I need the cookbook, even if it's just so I can make their perfect salad dressings.
Monday, March 9, 2009
Just the name is killing me. This site is freaking me out it's so perfect and pretty. Do you think they need an upaid intern? I will move to New York and live in a youth hostel and sell... something... for food money and never shop again if they will let me into their circle of trust.
The Jewels of New York.
My friend Amanda and I have a special category that girls like this fall into. But I can't tell you because we've gotten mixed reviews on whether or not it would be acceptable in the greater blogging community. We mean it as the utmost compliment of course.
Maybe I will divulge our little game one day.
Remember how I made buckwheat shortcakes for Brock's birthday? (not that you could forget... it was only like 4 posts ago)
I managed to buy twice as much cream as was necessary for the first batch, so I made them again. Just the shortcakes. And I am calling them scones, because I added a few things and we ate them for breakfast.
Cherry Almond Buckwheat Scones
(adapted from Pure Dessert- srsly, get this book)
1 cup + 4 Tbsp unbleached flour
1/4 cup buckwheat flour
1/4 cup sugar, plus more for dusting
1 3/4 tsp baking powder (sifted if lumpy)
3/8 tsp salt
1 cup heavy cream, plus a little extra for brushing the tops
1/2 cup coarsely chopped almonds, lightly toasted (or slivered almonds if you have them)
1/2 dried cherries
Heat oven to 425, unless your oven is 60 years old like mine and burns everything. In this case you might consider turning it down to 400. Line a baking sheet with 2 layers of parchment (which protects the bottoms from browning, says Alice, before the tops are perfect).

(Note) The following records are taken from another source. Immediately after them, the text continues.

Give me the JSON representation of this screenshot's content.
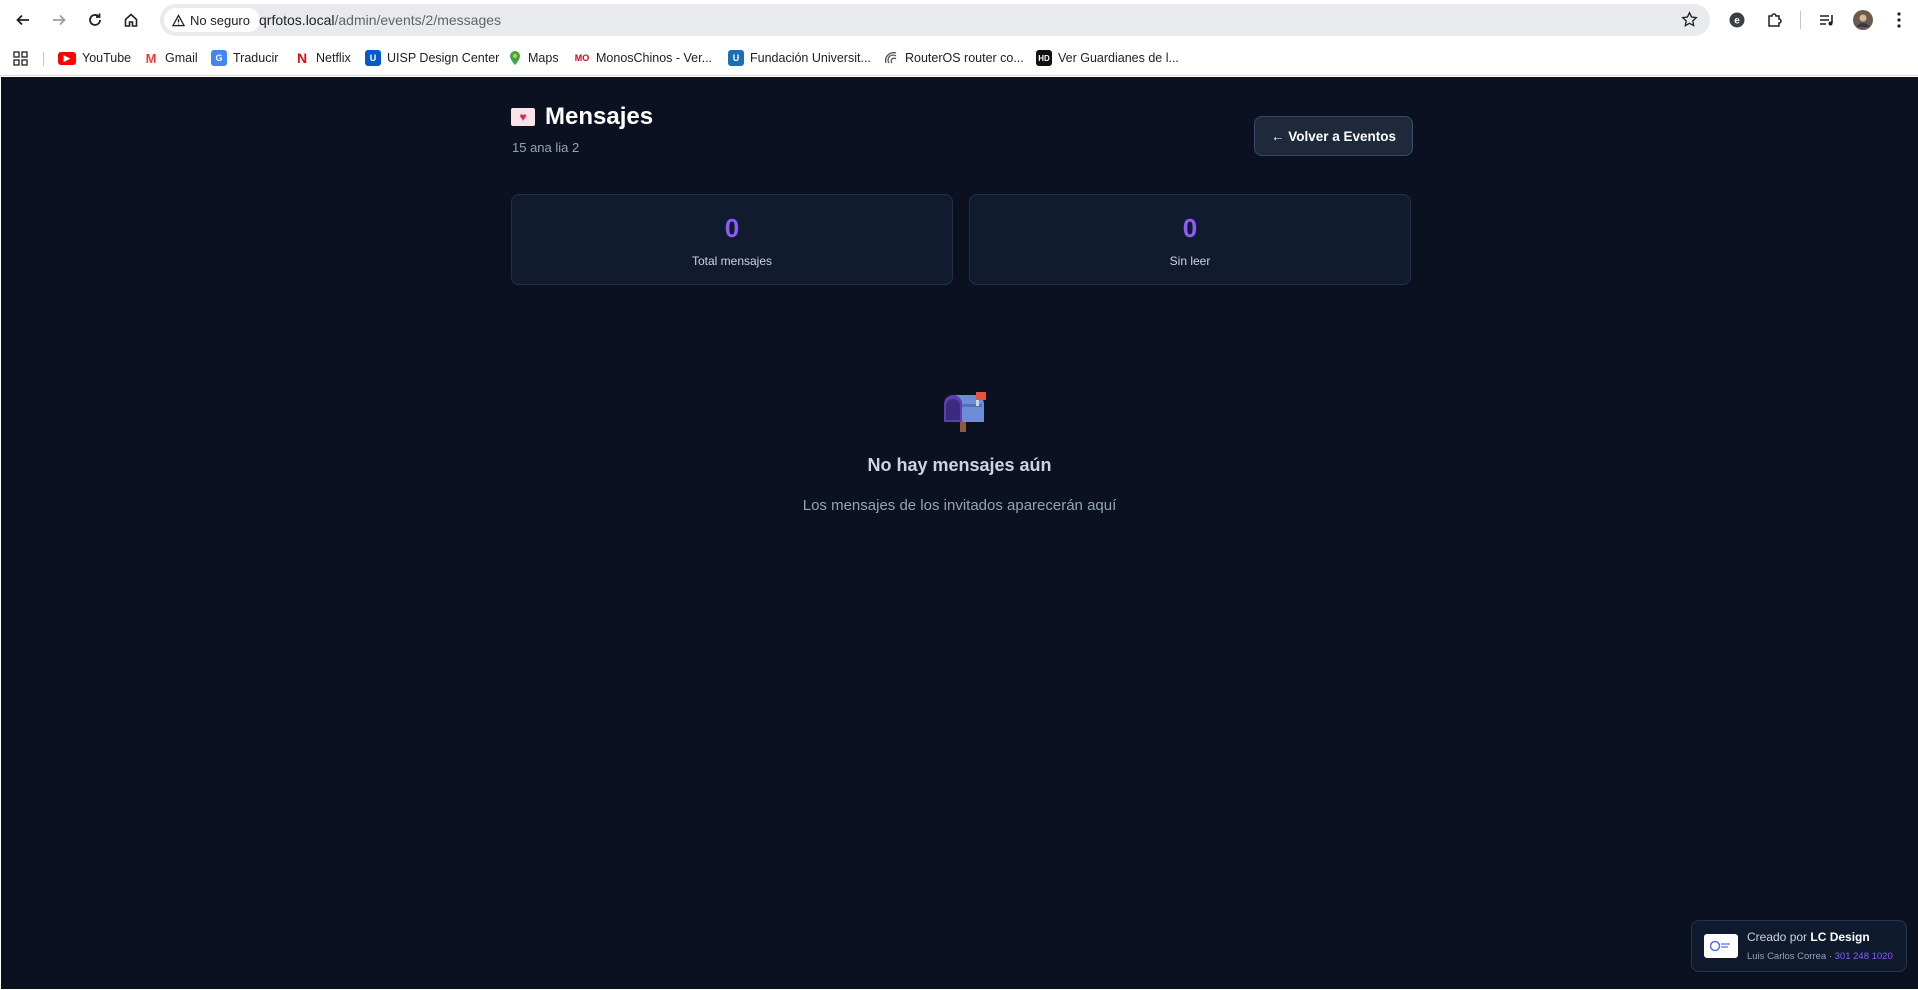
{
  "browser": {
    "security_label": "No seguro",
    "url_host": "qrfotos.local",
    "url_path": "/admin/events/2/messages",
    "bookmarks": [
      {
        "label": "YouTube",
        "icon": "youtube-icon"
      },
      {
        "label": "Gmail",
        "icon": "gmail-icon"
      },
      {
        "label": "Traducir",
        "icon": "translate-icon"
      },
      {
        "label": "Netflix",
        "icon": "netflix-icon"
      },
      {
        "label": "UISP Design Center",
        "icon": "uisp-icon"
      },
      {
        "label": "Maps",
        "icon": "maps-icon"
      },
      {
        "label": "MonosChinos - Ver...",
        "icon": "monoschinos-icon"
      },
      {
        "label": "Fundación Universit...",
        "icon": "fundacion-icon"
      },
      {
        "label": "RouterOS router co...",
        "icon": "routeros-icon"
      },
      {
        "label": "Ver Guardianes de l...",
        "icon": "hd-icon"
      }
    ]
  },
  "header": {
    "icon": "love-letter-icon",
    "title": "Mensajes",
    "subtitle": "15 ana lia 2",
    "back_button": "← Volver a Eventos"
  },
  "stats": [
    {
      "value": "0",
      "label": "Total mensajes"
    },
    {
      "value": "0",
      "label": "Sin leer"
    }
  ],
  "empty_state": {
    "icon": "mailbox-icon",
    "title": "No hay mensajes aún",
    "description": "Los mensajes de los invitados aparecerán aquí"
  },
  "footer_credit": {
    "prefix": "Creado por ",
    "brand": "LC Design",
    "author": "Luis Carlos Correa · ",
    "phone": "301 248 1020"
  },
  "colors": {
    "page_bg": "#0b1120",
    "card_bg": "#111b30",
    "accent": "#8b5cf6"
  }
}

Combine flours, sugar, baking powder and salt in a large bowl. Whisk until combined, then add the almonds and give the mixture a few turns with your hand. Or a spatula if you are more civilized than I am. Make a well in the center of the mixture and pour the cream into it. Using a rubber spatula, push the dry ingredients into the well, turning the mixture just until the dry ingredients are moistened and the dough looks rough and shaggy. Now add the cherries and knead them in a few times as you combine the errant pieces of dough stuck to the sides of the bowl.
Turn the dough onto a lightly floured board and pat it into a circle, about 1 inch thick. Using a sharp knife and swift downward strokes, cut the dough in half and in half again and again, until your scones are a nice size and shaped like little wedges. Brush the tops with cream, followed by a sprinkling of sugar.
Bake until just browned on top, 12 - 15 minutes.
I think the batch makes 8 scones... we only have 3 left. After one measly Sunday morning. No self restraint over here. Just none at all.
Thursday, March 5, 2009
dust off the shovel and gardening gloves, must reconcile the last 9 months of neglect.
My parents gave us raised beds (for vegetables and such) for our birthdays. And by gave us I mean they are going to come help us build them. Plus my mom ordered these nifty pre-made corners/joints from Burpee that should make the construction process a little less technical. Poor Brock has to get gardening supplies for his birthday. He is the best sport.
I shall report back with our progress.